All campground fees are around $20.00 per night
If you follow the Mystic Lake Trail eastwards instead of going down to the lake, you’ll find Mystic Lake Cabin within 5 miles or so of the previously mentioned campgrounds. It’s equipped with bunk beds and mattresses and sleeps up to four people.
Basic cooking and eating amenities exist, but no electricity or water. The cabin will suit anyone not wishing to camp out in a tent. Reservations need to be made beforehand.
Hiking Trails at Mystic Lake
The Absaroka-Beartooth Wilderness encompasses most of the trail and surrounding area of the lake. This means views, scenery, and landscapes.
The Mystic Lake trail is fairly easy to get to, which means medium traffic. The trail starts out at the parking area along Bear Canyon Road.
This is a 3.5-mile hike along which you might just come across a mountain goat, a deer – maybe a bear. Once you reach the lake you can continue eastwards towards Island Lake and Silver Lake, or you might head down towards the lake and take a well-deserved break at the largest sandy beach in the entire region.
If you have the energy to spare you may decide to hike another couple of miles around the lake — or even set up camp. The trail is best used from May until October, and dogs are allowed on a leash.
The Mystic Lake Trailhead also gives access to the West Rosebud Trail, which is one of two trails that leads up to the highest peak in Montana, Granite Peak. West Rosebud Lake is another excellent spot for fishing, and the best time for this hike is in summer, between July and September.
This is a 5.7 mile-long trail ideal for day trips, complete with some impressive views of Mystic Lake. This is one of two popular routes providing access to the highest peak in Montana — Granite Peak.
The Absaroka-Beartooth Wilderness boundary is close to the border of Mystic Lake. Visitors should be aware of where the boundary is and what is expected of them before entering the wilderness. The distance to the dam at the east end of the lake is just 3 miles from this spot, and you can reach the bridge at Huckleberry Creek in less than 6 miles.

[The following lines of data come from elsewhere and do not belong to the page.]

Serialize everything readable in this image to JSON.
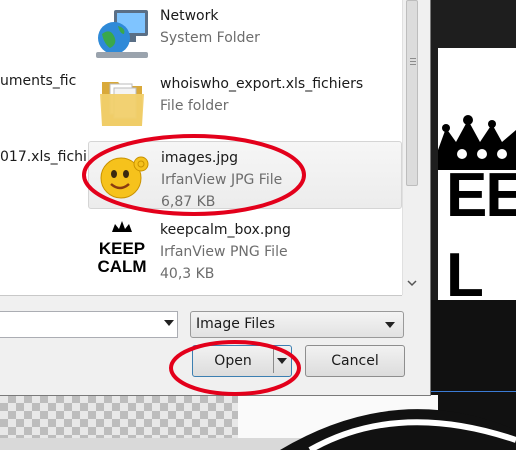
{
  "colors": {
    "annotation": "#e3001b",
    "focus": "#3c7fb1"
  },
  "left_pane": {
    "items": [
      {
        "label": "uments_fic"
      },
      {
        "label": "017.xls_fichi"
      }
    ]
  },
  "file_list": [
    {
      "name": "Network",
      "type": "System Folder",
      "size": "",
      "icon": "network-globe-icon"
    },
    {
      "name": "whoiswho_export.xls_fichiers",
      "type": "File folder",
      "size": "",
      "icon": "folder-icon"
    },
    {
      "name": "images.jpg",
      "type": "IrfanView JPG File",
      "size": "6,87 KB",
      "icon": "emoji-thumbnail"
    },
    {
      "name": "keepcalm_box.png",
      "type": "IrfanView PNG File",
      "size": "40,3 KB",
      "icon": "keep-calm-thumbnail"
    }
  ],
  "keep_calm_thumb": {
    "line1": "KEEP",
    "line2": "CALM"
  },
  "background": {
    "letters_top": "EE",
    "letters_bottom": "L"
  },
  "filename_input": {
    "value": ""
  },
  "file_type_select": {
    "selected": "Image Files"
  },
  "buttons": {
    "open": "Open",
    "cancel": "Cancel"
  }
}
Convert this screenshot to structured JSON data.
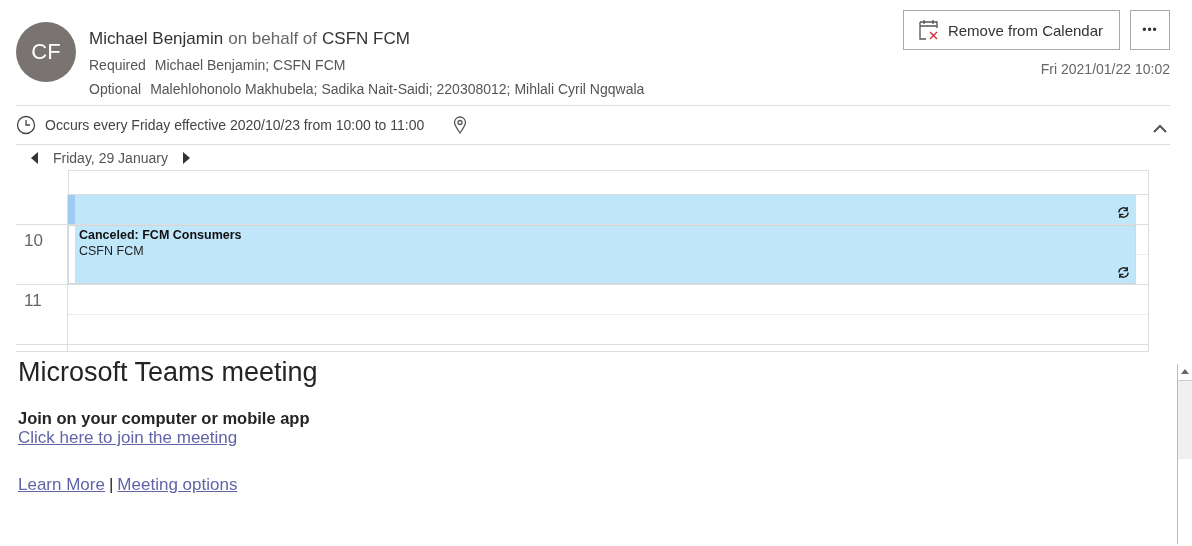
{
  "header": {
    "avatar_initials": "CF",
    "sender": "Michael Benjamin",
    "on_behalf_label": "on behalf of",
    "delegate": "CSFN FCM",
    "required_label": "Required",
    "required": "Michael Benjamin; CSFN FCM",
    "optional_label": "Optional",
    "optional": "Malehlohonolo Makhubela; Sadika Nait-Saidi; 220308012; Mihlali Cyril Ngqwala",
    "remove_button": "Remove from Calendar",
    "more_button": "•••",
    "sent": "Fri 2021/01/22 10:02"
  },
  "recurrence": {
    "text": "Occurs every Friday effective 2020/10/23 from 10:00 to 11:00",
    "expanded": true
  },
  "calendar": {
    "date": "Friday, 29 January",
    "top_event": {
      "recurring": true
    },
    "hours": [
      {
        "label": "10",
        "events": [
          {
            "title": "Canceled: FCM Consumers",
            "organizer": "CSFN FCM",
            "recurring": true
          }
        ]
      },
      {
        "label": "11"
      }
    ]
  },
  "body": {
    "title": "Microsoft Teams meeting",
    "join_heading": "Join on your computer or mobile app",
    "join_link": "Click here to join the meeting",
    "learn_more": "Learn More",
    "separator": "|",
    "options_link": "Meeting options"
  }
}
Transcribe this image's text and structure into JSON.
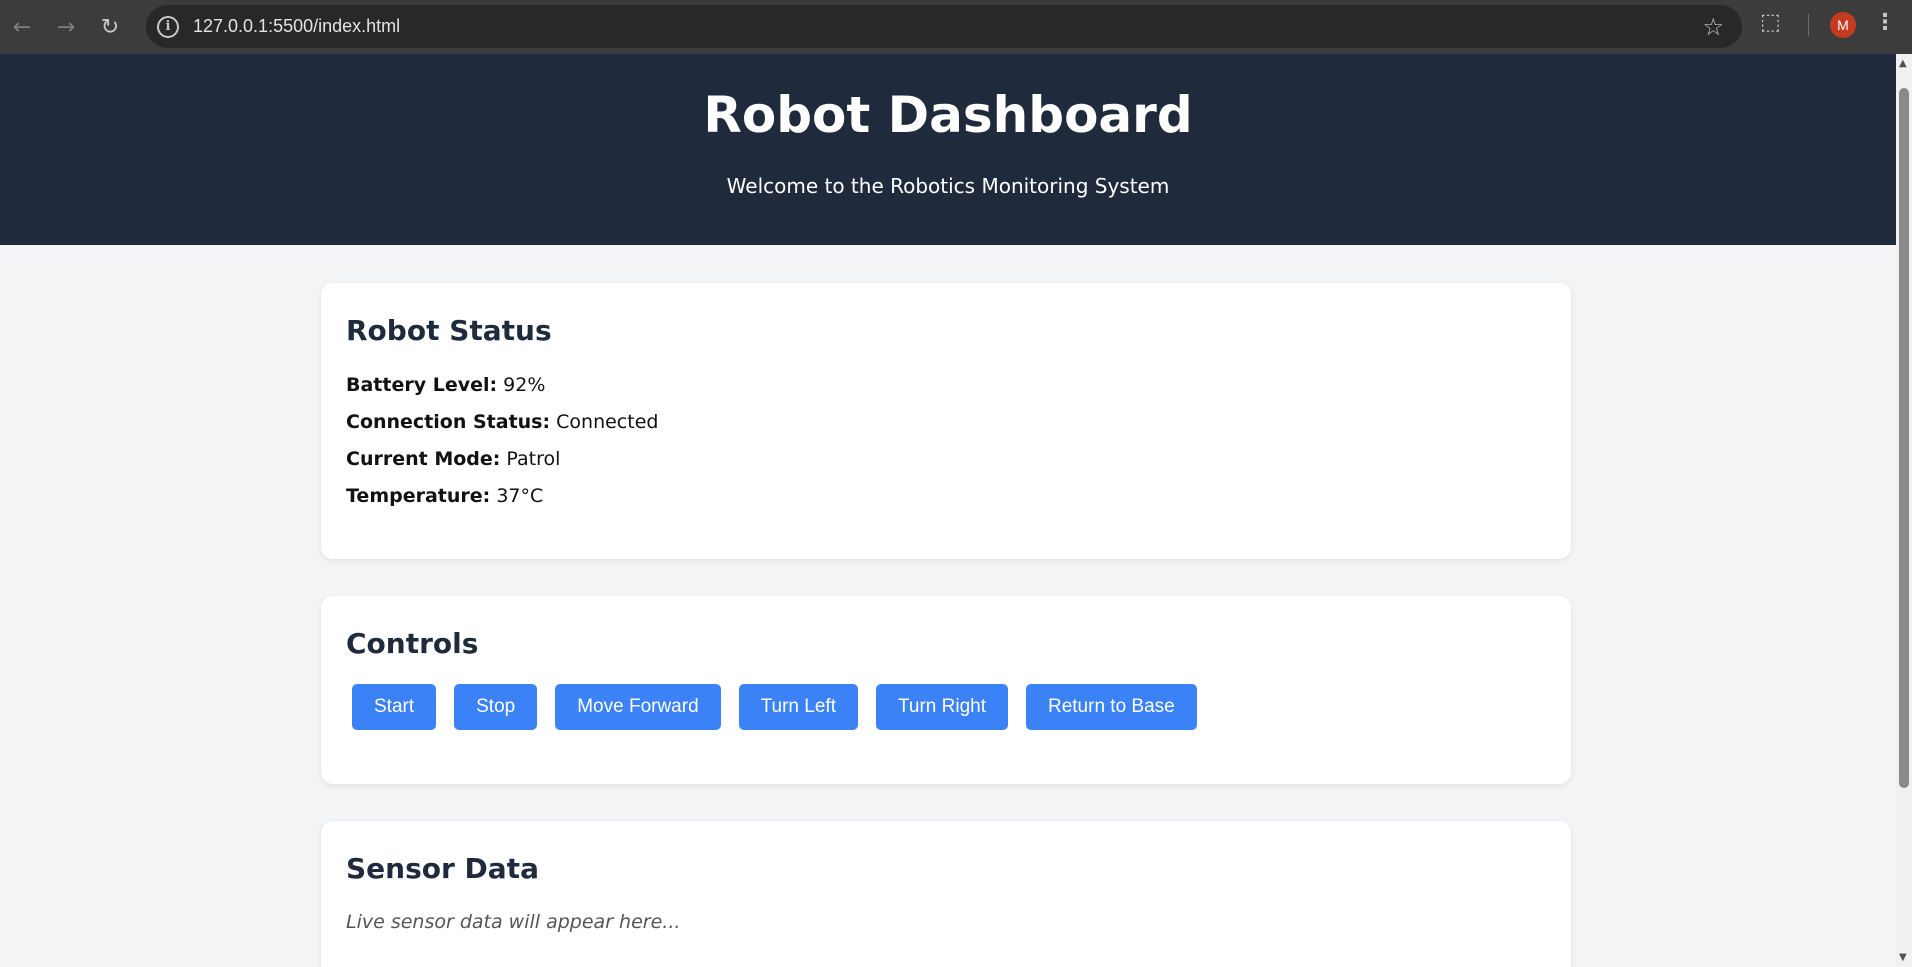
{
  "browser": {
    "url": "127.0.0.1:5500/index.html",
    "back_icon": "←",
    "forward_icon": "→",
    "reload_icon": "↻",
    "info_icon": "i",
    "star_icon": "☆",
    "extensions_icon": "⬚",
    "profile_initial": "M",
    "menu_icon": "⋮"
  },
  "header": {
    "title": "Robot Dashboard",
    "subtitle": "Welcome to the Robotics Monitoring System"
  },
  "status": {
    "heading": "Robot Status",
    "items": [
      {
        "label": "Battery Level:",
        "value": "92%"
      },
      {
        "label": "Connection Status:",
        "value": "Connected"
      },
      {
        "label": "Current Mode:",
        "value": "Patrol"
      },
      {
        "label": "Temperature:",
        "value": "37°C"
      }
    ]
  },
  "controls": {
    "heading": "Controls",
    "buttons": [
      "Start",
      "Stop",
      "Move Forward",
      "Turn Left",
      "Turn Right",
      "Return to Base"
    ]
  },
  "sensors": {
    "heading": "Sensor Data",
    "placeholder": "Live sensor data will appear here..."
  },
  "colors": {
    "header_bg": "#1f2a3c",
    "accent": "#3b82f6",
    "page_bg": "#f3f4f6"
  }
}
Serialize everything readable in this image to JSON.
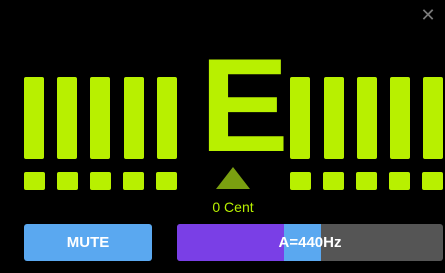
{
  "tuner": {
    "note": "E",
    "cents_label": "0 Cent",
    "colors": {
      "accent": "#b8f000",
      "background": "#000000"
    }
  },
  "controls": {
    "close_icon": "close-icon",
    "mute_label": "MUTE",
    "reference_label": "A=440Hz",
    "colors": {
      "mute_bg": "#5aa8f0",
      "slider_fill": "#7a3fe6",
      "slider_thumb": "#5aa8f0",
      "slider_track": "#555555"
    }
  }
}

Beyond Huckleberry Creek, you can get across a log jam and carry on into Island and Silver Lakes. Look out for the log jam being slippery there, and don’t expect too much along the lines of a maintained trail.